### Your assignment
Exact copies of all the lines below are required.

Dataset rows for apps and sites
····················

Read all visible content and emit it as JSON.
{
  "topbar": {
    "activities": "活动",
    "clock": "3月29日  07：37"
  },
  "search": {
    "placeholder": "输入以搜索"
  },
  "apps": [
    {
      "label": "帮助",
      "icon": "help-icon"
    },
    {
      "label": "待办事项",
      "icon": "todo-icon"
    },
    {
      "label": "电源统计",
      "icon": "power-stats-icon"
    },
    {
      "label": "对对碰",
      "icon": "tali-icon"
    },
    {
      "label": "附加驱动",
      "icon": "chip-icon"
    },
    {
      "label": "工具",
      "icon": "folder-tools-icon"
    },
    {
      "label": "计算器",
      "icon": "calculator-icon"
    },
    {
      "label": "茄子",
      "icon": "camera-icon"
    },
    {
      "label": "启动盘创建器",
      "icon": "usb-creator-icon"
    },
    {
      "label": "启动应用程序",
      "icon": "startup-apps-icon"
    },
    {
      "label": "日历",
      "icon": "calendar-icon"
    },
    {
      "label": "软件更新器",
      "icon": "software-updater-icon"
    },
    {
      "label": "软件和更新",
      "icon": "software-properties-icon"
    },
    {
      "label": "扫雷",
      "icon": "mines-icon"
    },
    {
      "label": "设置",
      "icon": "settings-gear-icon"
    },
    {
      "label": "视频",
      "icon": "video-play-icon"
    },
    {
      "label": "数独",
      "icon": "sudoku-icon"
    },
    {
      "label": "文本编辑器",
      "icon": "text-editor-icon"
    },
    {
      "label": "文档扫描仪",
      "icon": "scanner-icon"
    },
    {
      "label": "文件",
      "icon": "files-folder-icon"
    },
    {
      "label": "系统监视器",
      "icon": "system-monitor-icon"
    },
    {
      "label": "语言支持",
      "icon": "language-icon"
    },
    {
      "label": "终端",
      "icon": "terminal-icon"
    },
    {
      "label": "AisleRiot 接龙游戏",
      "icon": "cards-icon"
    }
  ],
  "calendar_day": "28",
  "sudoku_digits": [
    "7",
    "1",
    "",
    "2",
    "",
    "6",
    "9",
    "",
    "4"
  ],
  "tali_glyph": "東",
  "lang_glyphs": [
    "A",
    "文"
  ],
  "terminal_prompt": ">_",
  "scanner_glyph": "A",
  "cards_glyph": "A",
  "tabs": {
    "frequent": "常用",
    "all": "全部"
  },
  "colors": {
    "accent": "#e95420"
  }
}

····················

### Answer box
Read all visible content and emit it as JSON.
{
  "topbar": {
    "activities": "活动",
    "clock": "3月29日  07：37"
  },
  "search": {
    "placeholder": "输入以搜索"
  },
  "apps": [
    {
      "label": "帮助",
      "icon": "help-icon"
    },
    {
      "label": "待办事项",
      "icon": "todo-icon"
    },
    {
      "label": "电源统计",
      "icon": "power-stats-icon"
    },
    {
      "label": "对对碰",
      "icon": "tali-icon"
    },
    {
      "label": "附加驱动",
      "icon": "chip-icon"
    },
    {
      "label": "工具",
      "icon": "folder-tools-icon"
    },
    {
      "label": "计算器",
      "icon": "calculator-icon"
    },
    {
      "label": "茄子",
      "icon": "camera-icon"
    },
    {
      "label": "启动盘创建器",
      "icon": "usb-creator-icon"
    },
    {
      "label": "启动应用程序",
      "icon": "startup-apps-icon"
    },
    {
      "label": "日历",
      "icon": "calendar-icon"
    },
    {
      "label": "软件更新器",
      "icon": "software-updater-icon"
    },
    {
      "label": "软件和更新",
      "icon": "software-properties-icon"
    },
    {
      "label": "扫雷",
      "icon": "mines-icon"
    },
    {
      "label": "设置",
      "icon": "settings-gear-icon"
    },
    {
      "label": "视频",
      "icon": "video-play-icon"
    },
    {
      "label": "数独",
      "icon": "sudoku-icon"
    },
    {
      "label": "文本编辑器",
      "icon": "text-editor-icon"
    },
    {
      "label": "文档扫描仪",
      "icon": "scanner-icon"
    },
    {
      "label": "文件",
      "icon": "files-folder-icon"
    },
    {
      "label": "系统监视器",
      "icon": "system-monitor-icon"
    },
    {
      "label": "语言支持",
      "icon": "language-icon"
    },
    {
      "label": "终端",
      "icon": "terminal-icon"
    },
    {
      "label": "AisleRiot 接龙游戏",
      "icon": "cards-icon"
    }
  ],
  "calendar_day": "28",
  "sudoku_digits": [
    "7",
    "1",
    "",
    "2",
    "",
    "6",
    "9",
    "",
    "4"
  ],
  "tali_glyph": "東",
  "lang_glyphs": [
    "A",
    "文"
  ],
  "terminal_prompt": ">_",
  "scanner_glyph": "A",
  "cards_glyph": "A",
  "tabs": {
    "frequent": "常用",
    "all": "全部"
  },
  "colors": {
    "accent": "#e95420"
  }
}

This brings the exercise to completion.